Element data from apps and pages:
══════════════════════════════
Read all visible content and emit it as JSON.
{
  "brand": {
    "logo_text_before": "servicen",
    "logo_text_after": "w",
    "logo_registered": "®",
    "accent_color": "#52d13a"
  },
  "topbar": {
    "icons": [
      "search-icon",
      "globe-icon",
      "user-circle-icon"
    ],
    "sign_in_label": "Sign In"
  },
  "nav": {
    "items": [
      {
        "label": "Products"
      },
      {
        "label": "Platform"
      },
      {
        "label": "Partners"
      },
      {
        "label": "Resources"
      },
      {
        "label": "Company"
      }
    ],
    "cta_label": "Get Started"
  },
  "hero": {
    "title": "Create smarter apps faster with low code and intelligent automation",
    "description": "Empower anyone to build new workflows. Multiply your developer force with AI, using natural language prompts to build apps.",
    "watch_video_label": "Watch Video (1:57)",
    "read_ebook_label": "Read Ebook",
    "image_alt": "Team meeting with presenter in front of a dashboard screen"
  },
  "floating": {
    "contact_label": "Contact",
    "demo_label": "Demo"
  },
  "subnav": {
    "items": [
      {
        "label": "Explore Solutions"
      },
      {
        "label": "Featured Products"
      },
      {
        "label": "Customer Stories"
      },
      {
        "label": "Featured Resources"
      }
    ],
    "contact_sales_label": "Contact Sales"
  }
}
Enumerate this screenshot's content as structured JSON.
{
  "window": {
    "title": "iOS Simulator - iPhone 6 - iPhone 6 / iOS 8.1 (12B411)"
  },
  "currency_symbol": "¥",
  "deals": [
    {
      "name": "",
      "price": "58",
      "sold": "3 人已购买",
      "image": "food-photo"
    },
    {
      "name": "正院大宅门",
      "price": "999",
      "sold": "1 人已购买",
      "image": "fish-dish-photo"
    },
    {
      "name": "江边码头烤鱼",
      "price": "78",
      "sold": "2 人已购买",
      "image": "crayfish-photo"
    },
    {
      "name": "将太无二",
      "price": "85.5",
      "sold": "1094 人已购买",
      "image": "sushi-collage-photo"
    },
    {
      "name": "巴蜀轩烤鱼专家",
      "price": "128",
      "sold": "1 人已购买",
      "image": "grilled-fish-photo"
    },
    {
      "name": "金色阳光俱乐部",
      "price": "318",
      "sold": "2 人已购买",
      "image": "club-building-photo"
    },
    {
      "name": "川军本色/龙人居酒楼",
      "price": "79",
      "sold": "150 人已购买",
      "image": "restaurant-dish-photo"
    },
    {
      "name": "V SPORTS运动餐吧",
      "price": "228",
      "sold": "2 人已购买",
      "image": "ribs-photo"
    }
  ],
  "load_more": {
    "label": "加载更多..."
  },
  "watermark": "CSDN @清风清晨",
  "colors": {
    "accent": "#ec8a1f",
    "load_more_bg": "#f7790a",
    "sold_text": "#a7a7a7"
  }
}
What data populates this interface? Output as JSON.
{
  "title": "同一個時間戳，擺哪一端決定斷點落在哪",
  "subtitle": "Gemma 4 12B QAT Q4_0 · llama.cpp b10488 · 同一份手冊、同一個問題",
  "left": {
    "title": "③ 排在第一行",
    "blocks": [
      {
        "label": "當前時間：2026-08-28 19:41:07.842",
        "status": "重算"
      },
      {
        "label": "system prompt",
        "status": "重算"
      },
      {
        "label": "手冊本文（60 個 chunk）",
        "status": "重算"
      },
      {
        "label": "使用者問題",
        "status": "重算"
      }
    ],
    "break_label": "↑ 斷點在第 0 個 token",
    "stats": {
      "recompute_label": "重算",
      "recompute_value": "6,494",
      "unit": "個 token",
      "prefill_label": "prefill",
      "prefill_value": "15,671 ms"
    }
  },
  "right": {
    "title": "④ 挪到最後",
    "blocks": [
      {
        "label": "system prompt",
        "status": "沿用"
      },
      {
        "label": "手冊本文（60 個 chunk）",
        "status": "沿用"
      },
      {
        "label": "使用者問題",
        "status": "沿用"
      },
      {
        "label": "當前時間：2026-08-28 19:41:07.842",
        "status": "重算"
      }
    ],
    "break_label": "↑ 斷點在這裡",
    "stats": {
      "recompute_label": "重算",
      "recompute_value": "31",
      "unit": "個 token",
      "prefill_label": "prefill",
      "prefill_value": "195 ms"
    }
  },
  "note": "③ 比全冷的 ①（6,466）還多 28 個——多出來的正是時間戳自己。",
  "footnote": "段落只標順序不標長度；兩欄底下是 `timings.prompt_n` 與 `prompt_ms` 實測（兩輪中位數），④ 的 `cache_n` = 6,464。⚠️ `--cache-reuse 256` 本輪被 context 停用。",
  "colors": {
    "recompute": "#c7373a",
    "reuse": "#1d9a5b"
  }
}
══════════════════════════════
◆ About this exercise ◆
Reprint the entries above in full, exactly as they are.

◆ Output below ◆
Read all visible content and emit it as JSON.
{
  "brand": {
    "logo_text_before": "servicen",
    "logo_text_after": "w",
    "logo_registered": "®",
    "accent_color": "#52d13a"
  },
  "topbar": {
    "icons": [
      "search-icon",
      "globe-icon",
      "user-circle-icon"
    ],
    "sign_in_label": "Sign In"
  },
  "nav": {
    "items": [
      {
        "label": "Products"
      },
      {
        "label": "Platform"
      },
      {
        "label": "Partners"
      },
      {
        "label": "Resources"
      },
      {
        "label": "Company"
      }
    ],
    "cta_label": "Get Started"
  },
  "hero": {
    "title": "Create smarter apps faster with low code and intelligent automation",
    "description": "Empower anyone to build new workflows. Multiply your developer force with AI, using natural language prompts to build apps.",
    "watch_video_label": "Watch Video (1:57)",
    "read_ebook_label": "Read Ebook",
    "image_alt": "Team meeting with presenter in front of a dashboard screen"
  },
  "floating": {
    "contact_label": "Contact",
    "demo_label": "Demo"
  },
  "subnav": {
    "items": [
      {
        "label": "Explore Solutions"
      },
      {
        "label": "Featured Products"
      },
      {
        "label": "Customer Stories"
      },
      {
        "label": "Featured Resources"
      }
    ],
    "contact_sales_label": "Contact Sales"
  }
}
Enumerate this screenshot's content as structured JSON.
{
  "window": {
    "title": "iOS Simulator - iPhone 6 - iPhone 6 / iOS 8.1 (12B411)"
  },
  "currency_symbol": "¥",
  "deals": [
    {
      "name": "",
      "price": "58",
      "sold": "3 人已购买",
      "image": "food-photo"
    },
    {
      "name": "正院大宅门",
      "price": "999",
      "sold": "1 人已购买",
      "image": "fish-dish-photo"
    },
    {
      "name": "江边码头烤鱼",
      "price": "78",
      "sold": "2 人已购买",
      "image": "crayfish-photo"
    },
    {
      "name": "将太无二",
      "price": "85.5",
      "sold": "1094 人已购买",
      "image": "sushi-collage-photo"
    },
    {
      "name": "巴蜀轩烤鱼专家",
      "price": "128",
      "sold": "1 人已购买",
      "image": "grilled-fish-photo"
    },
    {
      "name": "金色阳光俱乐部",
      "price": "318",
      "sold": "2 人已购买",
      "image": "club-building-photo"
    },
    {
      "name": "川军本色/龙人居酒楼",
      "price": "79",
      "sold": "150 人已购买",
      "image": "restaurant-dish-photo"
    },
    {
      "name": "V SPORTS运动餐吧",
      "price": "228",
      "sold": "2 人已购买",
      "image": "ribs-photo"
    }
  ],
  "load_more": {
    "label": "加载更多..."
  },
  "watermark": "CSDN @清风清晨",
  "colors": {
    "accent": "#ec8a1f",
    "load_more_bg": "#f7790a",
    "sold_text": "#a7a7a7"
  }
}
What data populates this interface? Output as JSON.
{
  "title": "同一個時間戳，擺哪一端決定斷點落在哪",
  "subtitle": "Gemma 4 12B QAT Q4_0 · llama.cpp b10488 · 同一份手冊、同一個問題",
  "left": {
    "title": "③ 排在第一行",
    "blocks": [
      {
        "label": "當前時間：2026-08-28 19:41:07.842",
        "status": "重算"
      },
      {
        "label": "system prompt",
        "status": "重算"
      },
      {
        "label": "手冊本文（60 個 chunk）",
        "status": "重算"
      },
      {
        "label": "使用者問題",
        "status": "重算"
      }
    ],
    "break_label": "↑ 斷點在第 0 個 token",
    "stats": {
      "recompute_label": "重算",
      "recompute_value": "6,494",
      "unit": "個 token",
      "prefill_label": "prefill",
      "prefill_value": "15,671 ms"
    }
  },
  "right": {
    "title": "④ 挪到最後",
    "blocks": [
      {
        "label": "system prompt",
        "status": "沿用"
      },
      {
        "label": "手冊本文（60 個 chunk）",
        "status": "沿用"
      },
      {
        "label": "使用者問題",
        "status": "沿用"
      },
      {
        "label": "當前時間：2026-08-28 19:41:07.842",
        "status": "重算"
      }
    ],
    "break_label": "↑ 斷點在這裡",
    "stats": {
      "recompute_label": "重算",
      "recompute_value": "31",
      "unit": "個 token",
      "prefill_label": "prefill",
      "prefill_value": "195 ms"
    }
  },
  "note": "③ 比全冷的 ①（6,466）還多 28 個——多出來的正是時間戳自己。",
  "footnote": "段落只標順序不標長度；兩欄底下是 `timings.prompt_n` 與 `prompt_ms` 實測（兩輪中位數），④ 的 `cache_n` = 6,464。⚠️ `--cache-reuse 256` 本輪被 context 停用。",
  "colors": {
    "recompute": "#c7373a",
    "reuse": "#1d9a5b"
  }
}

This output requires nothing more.